The familiar elements continue with the underlying "sit" leading to the regular "com" in the form of Larry ignoring a warning of Balki leading to mayhem that includes two characters in conflict getting locked in a room. Having the "how many times have you ..." joke turn against Larry later in the episode is even more awesome.
The placing of beloved characters in mortal danger that delights viewers comes when the boys and Dad get trapped in a basement that is filling with water. The bonus is an enhanced ticking time bomb in the form of a electrical box that will fry our friends when the water level reaches it. Several decades of television shows and the fact that "Strangers" gets an additional 3.5 seasons makes the fact that the boys escape not much of a spoiler.
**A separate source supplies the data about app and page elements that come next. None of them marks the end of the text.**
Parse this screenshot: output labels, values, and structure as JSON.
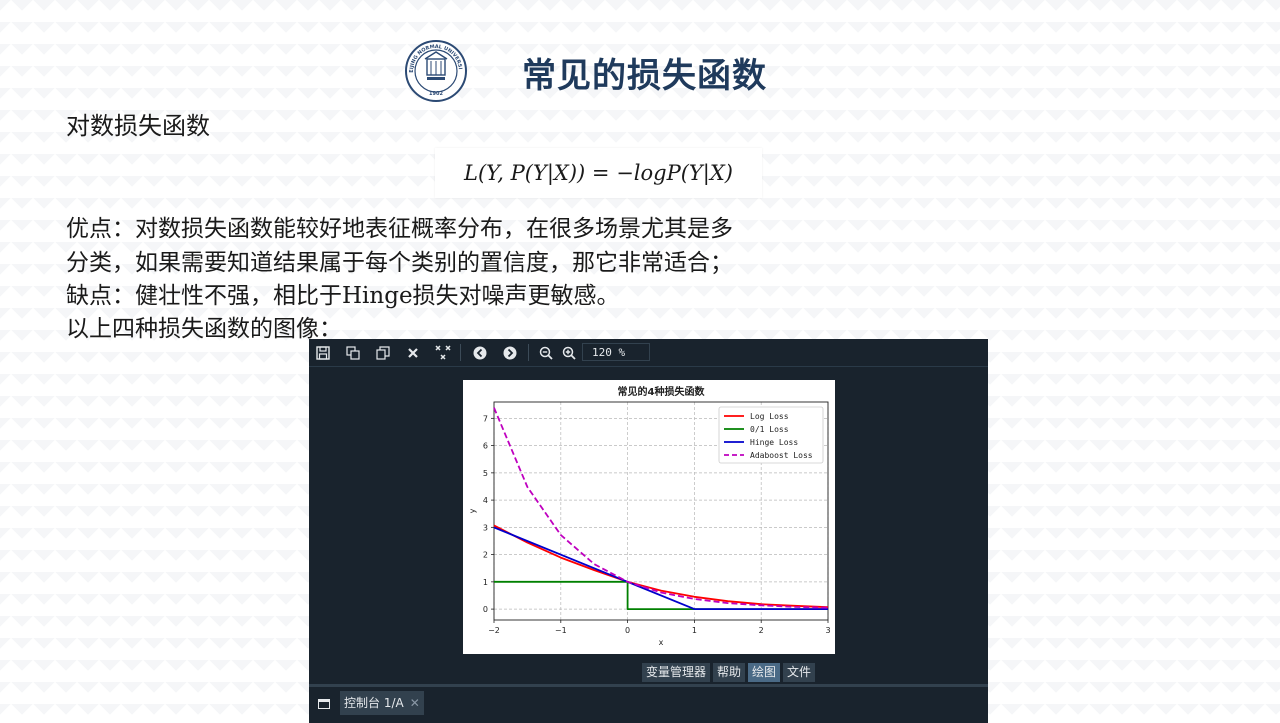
{
  "slide": {
    "title": "常见的损失函数",
    "heading": "对数损失函数",
    "formula": "L(Y, P(Y|X)) = −logP(Y|X)",
    "paragraphs": [
      "优点：对数损失函数能较好地表征概率分布，在很多场景尤其是多",
      "分类，如果需要知道结果属于每个类别的置信度，那它非常适合；",
      "缺点：健壮性不强，相比于Hinge损失对噪声更敏感。",
      "以上四种损失函数的图像："
    ],
    "logo": {
      "top_text": "BEIJING NORMAL UNIVERSITY",
      "year": "1902"
    }
  },
  "viewer": {
    "zoom": "120 %",
    "toolbar_icons": [
      "save-icon",
      "save-all-icon",
      "copy-icon",
      "close-icon",
      "close-all-icon",
      "previous-icon",
      "next-icon",
      "zoom-out-icon",
      "zoom-in-icon"
    ],
    "pane_tabs": [
      "变量管理器",
      "帮助",
      "绘图",
      "文件"
    ],
    "active_tab": "绘图",
    "console_tab": "控制台 1/A"
  },
  "chart_data": {
    "type": "line",
    "title": "常见的4种损失函数",
    "xlabel": "x",
    "ylabel": "y",
    "xlim": [
      -2,
      3
    ],
    "ylim": [
      -0.4,
      7.6
    ],
    "xticks": [
      -2,
      -1,
      0,
      1,
      2,
      3
    ],
    "yticks": [
      0,
      1,
      2,
      3,
      4,
      5,
      6,
      7
    ],
    "grid": true,
    "legend_position": "top-right",
    "series": [
      {
        "name": "Log Loss",
        "color": "#ff0000",
        "dash": false,
        "x": [
          -2,
          -1.5,
          -1,
          -0.5,
          0,
          0.5,
          1,
          1.5,
          2,
          2.5,
          3
        ],
        "y": [
          3.07,
          2.44,
          1.89,
          1.43,
          1.0,
          0.68,
          0.45,
          0.29,
          0.18,
          0.12,
          0.07
        ]
      },
      {
        "name": "0/1 Loss",
        "color": "#008000",
        "dash": false,
        "x": [
          -2,
          0,
          0,
          3
        ],
        "y": [
          1,
          1,
          0,
          0
        ]
      },
      {
        "name": "Hinge Loss",
        "color": "#0000cc",
        "dash": false,
        "x": [
          -2,
          1,
          3
        ],
        "y": [
          3,
          0,
          0
        ]
      },
      {
        "name": "Adaboost Loss",
        "color": "#bf00bf",
        "dash": true,
        "x": [
          -2,
          -1.5,
          -1,
          -0.5,
          0,
          0.5,
          1,
          1.5,
          2,
          2.5,
          3
        ],
        "y": [
          7.39,
          4.48,
          2.72,
          1.65,
          1.0,
          0.61,
          0.37,
          0.22,
          0.14,
          0.08,
          0.05
        ]
      }
    ]
  }
}
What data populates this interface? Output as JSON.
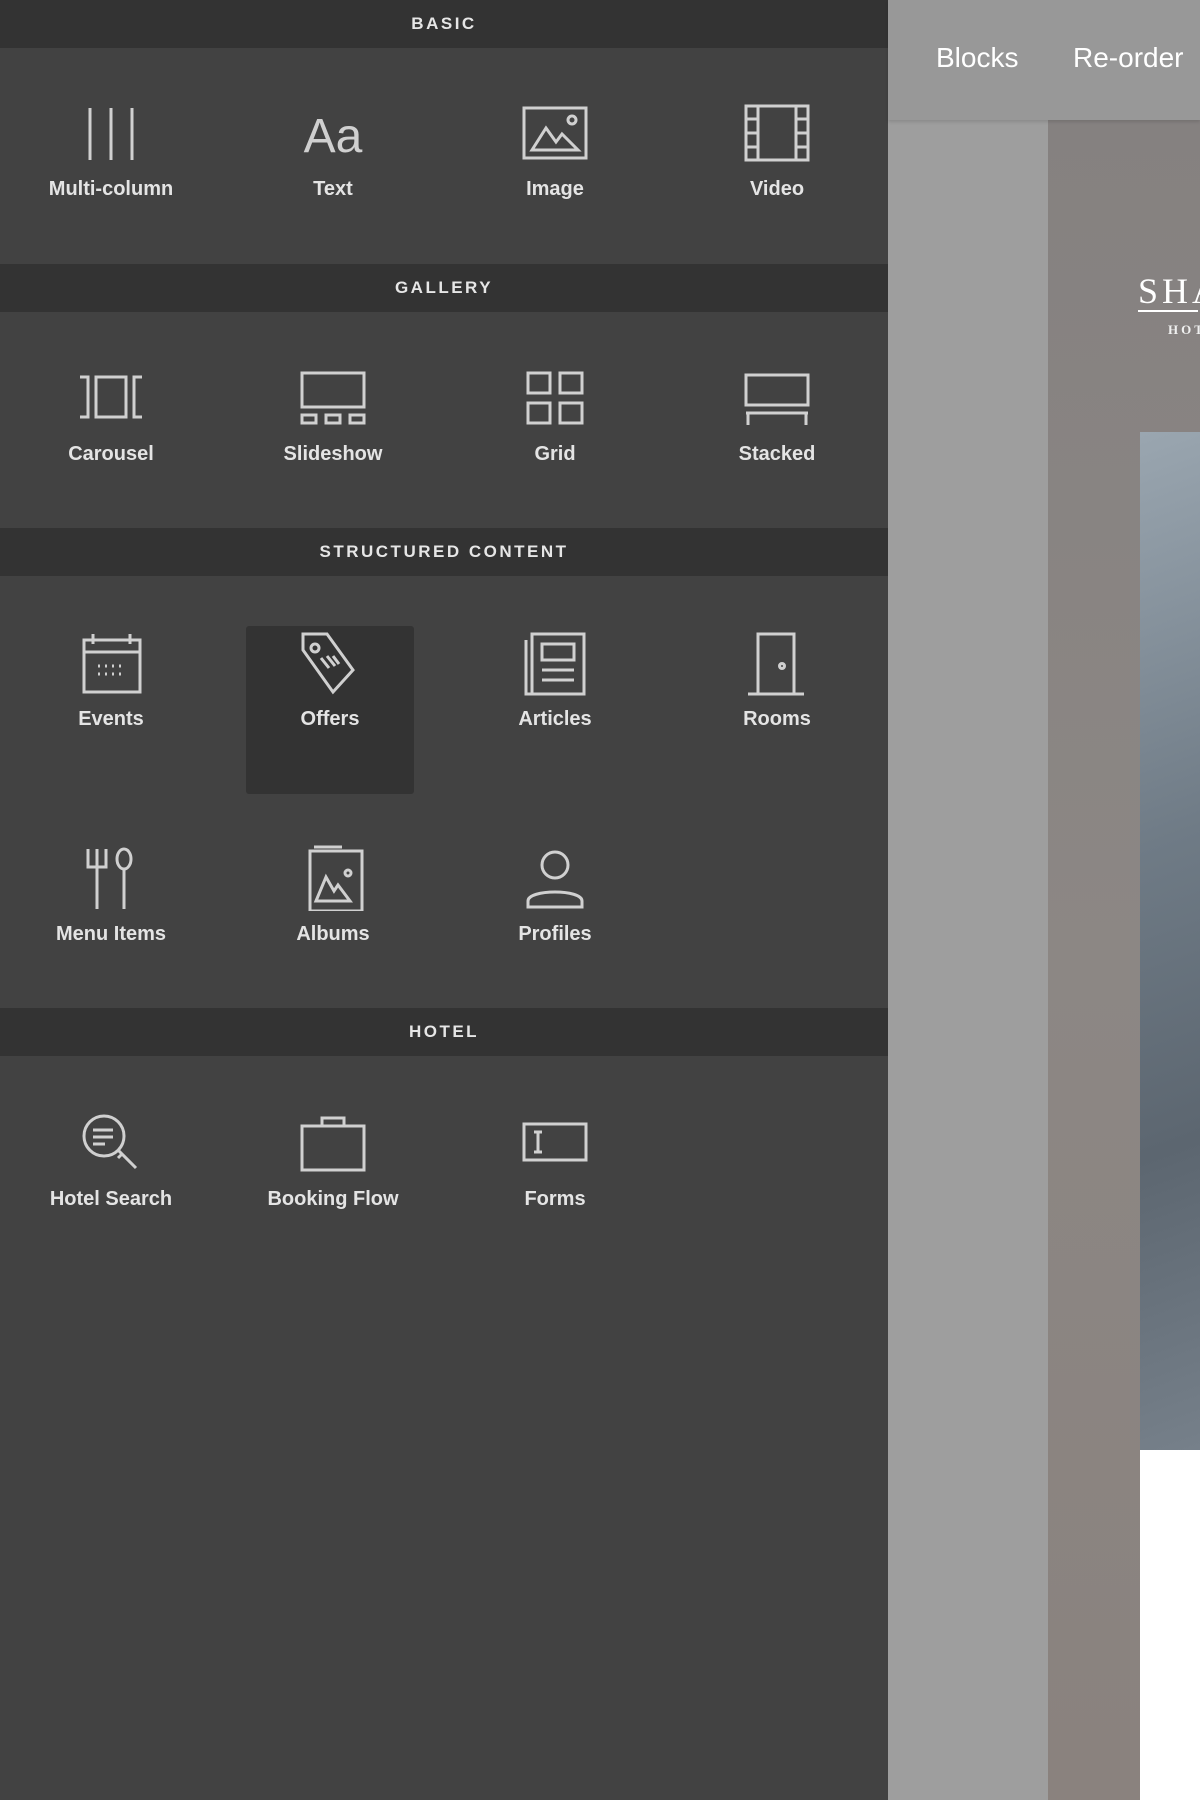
{
  "sections": [
    {
      "title": "BASIC",
      "items": [
        {
          "label": "Multi-column",
          "icon": "columns-icon"
        },
        {
          "label": "Text",
          "icon": "text-icon"
        },
        {
          "label": "Image",
          "icon": "image-icon"
        },
        {
          "label": "Video",
          "icon": "film-icon"
        }
      ]
    },
    {
      "title": "GALLERY",
      "items": [
        {
          "label": "Carousel",
          "icon": "carousel-icon"
        },
        {
          "label": "Slideshow",
          "icon": "slideshow-icon"
        },
        {
          "label": "Grid",
          "icon": "grid-icon"
        },
        {
          "label": "Stacked",
          "icon": "stacked-icon"
        }
      ]
    },
    {
      "title": "STRUCTURED CONTENT",
      "items": [
        {
          "label": "Events",
          "icon": "calendar-icon"
        },
        {
          "label": "Offers",
          "icon": "tag-icon",
          "selected": true
        },
        {
          "label": "Articles",
          "icon": "newspaper-icon"
        },
        {
          "label": "Rooms",
          "icon": "door-icon"
        },
        {
          "label": "Menu Items",
          "icon": "fork-spoon-icon"
        },
        {
          "label": "Albums",
          "icon": "album-icon"
        },
        {
          "label": "Profiles",
          "icon": "person-icon"
        }
      ]
    },
    {
      "title": "HOTEL",
      "items": [
        {
          "label": "Hotel Search",
          "icon": "search-list-icon"
        },
        {
          "label": "Booking Flow",
          "icon": "briefcase-icon"
        },
        {
          "label": "Forms",
          "icon": "form-field-icon"
        }
      ]
    }
  ],
  "topbar": {
    "tabs": [
      "Blocks",
      "Re-order"
    ]
  },
  "preview": {
    "logo": "SHA",
    "logo_sub": "HOT"
  }
}
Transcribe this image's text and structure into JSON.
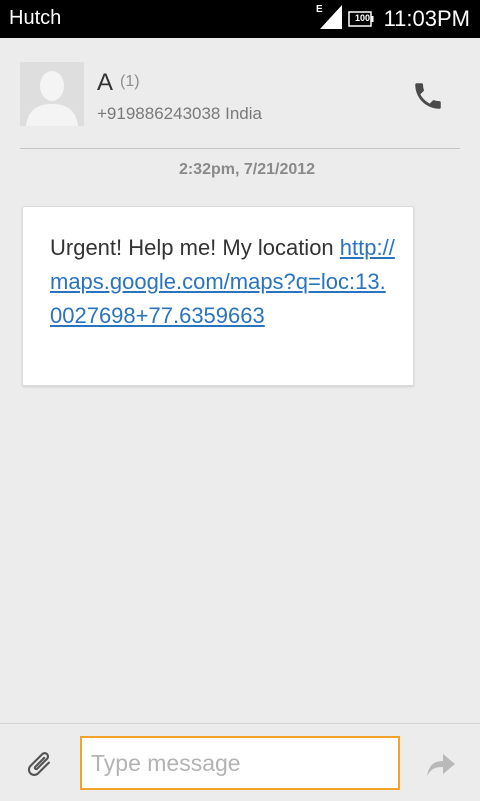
{
  "status_bar": {
    "carrier": "Hutch",
    "network_type": "E",
    "battery_level": "100",
    "time": "11:03PM"
  },
  "contact": {
    "name": "A",
    "message_count": "(1)",
    "number": "+919886243038 India"
  },
  "conversation": {
    "timestamp": "2:32pm, 7/21/2012",
    "messages": [
      {
        "text": "Urgent! Help me! My location ",
        "link": "http://maps.google.com/maps?q=loc:13.0027698+77.6359663"
      }
    ]
  },
  "composer": {
    "placeholder": "Type message",
    "value": ""
  },
  "icons": {
    "attach": "paperclip-icon",
    "send": "send-arrow-icon",
    "call": "phone-icon"
  },
  "colors": {
    "link": "#2a74bf",
    "input_focus_border": "#f2a328"
  }
}
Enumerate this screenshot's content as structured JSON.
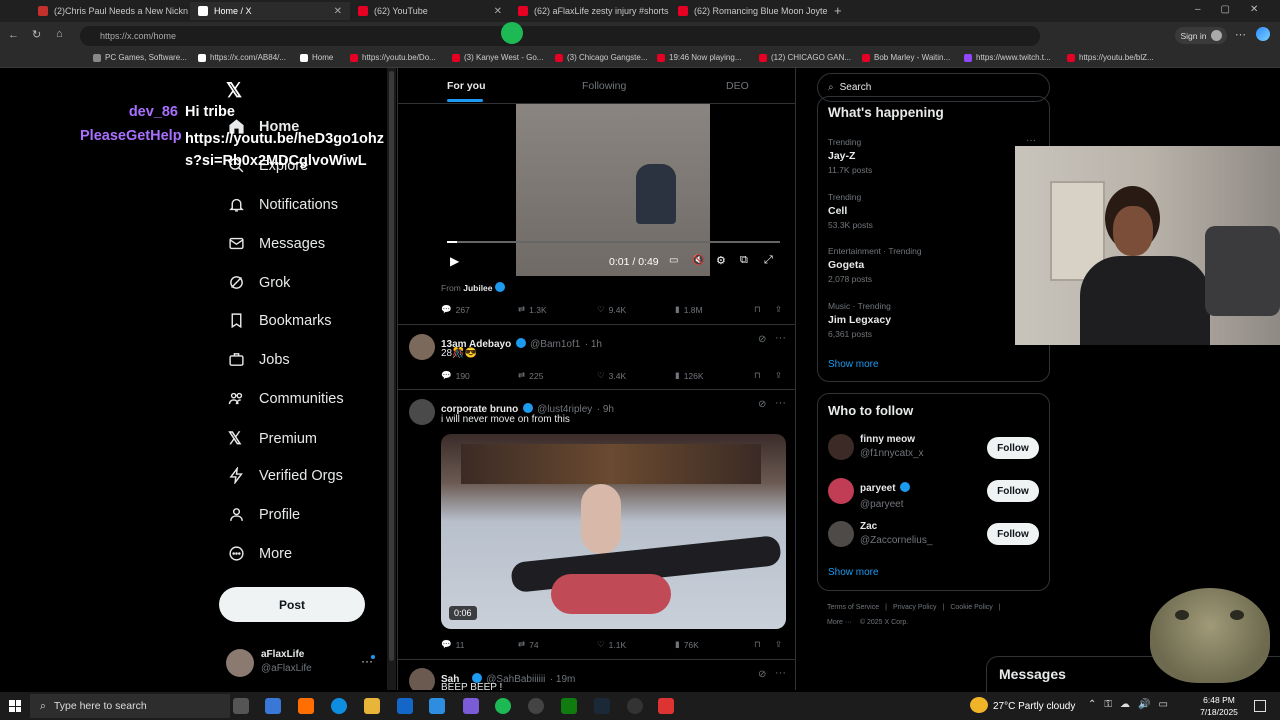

The episode title provides the presumably unintended bonus. The words "Father Knows Best?" obviously refers to the '50s nuclear-family sitcom of that name that lacks punctuation in its title. The tidbits from a vintage interview with "Best" star Billy Gray includes that "Dad" Robert Young wanted the title to include the question mark to indicate that his family guy character was not necessarily the smartest guy in the room.
The bonus fun in the interview relates to Gray, who is well-known for a marijuana bust, once laughing and saying "you don't smoke, do you?" The only admissions regarding that are once finding the pot holder in the kitchen of a high school friend hilarious and going to great lengths to avoid my mother on some Friday nights while living with her for a few months after college.
"Strangers" fans further get the "Larry plans a vacation from Hell" episode. The well-intentioned amateur travel agent books the boys and their girls a stay at the worst-ever Caribbean resort. Of course, this includes a strong risk of not making it back alive,
Another outing sets the stage for the sitcom staple of a Rashomon episode in which characters tell different accounts of the events that lead to the interaction in the opening scene. In this case, the drama relates to a bad dude crashing a corporate retreat.
The bigger picture is that the shrewd instincts that keep "Strangers" on the air so long (and warrant a tie-in to the HBO drama series "The Leftovers") include a respect for tradition that largely avoids the series looking dated. The absurd native garb of Balki is amusing in any era and the business casual attire of Larry is adequately timeless. Further, most plots avoid '80s (and '90s) centric references. As the few episodes described above show, the "sits" could mostly occur during any era. One exception is that Trip Advisor protects against staying at dumps,
The final word is time is don't be ridiculous, buy the DVD.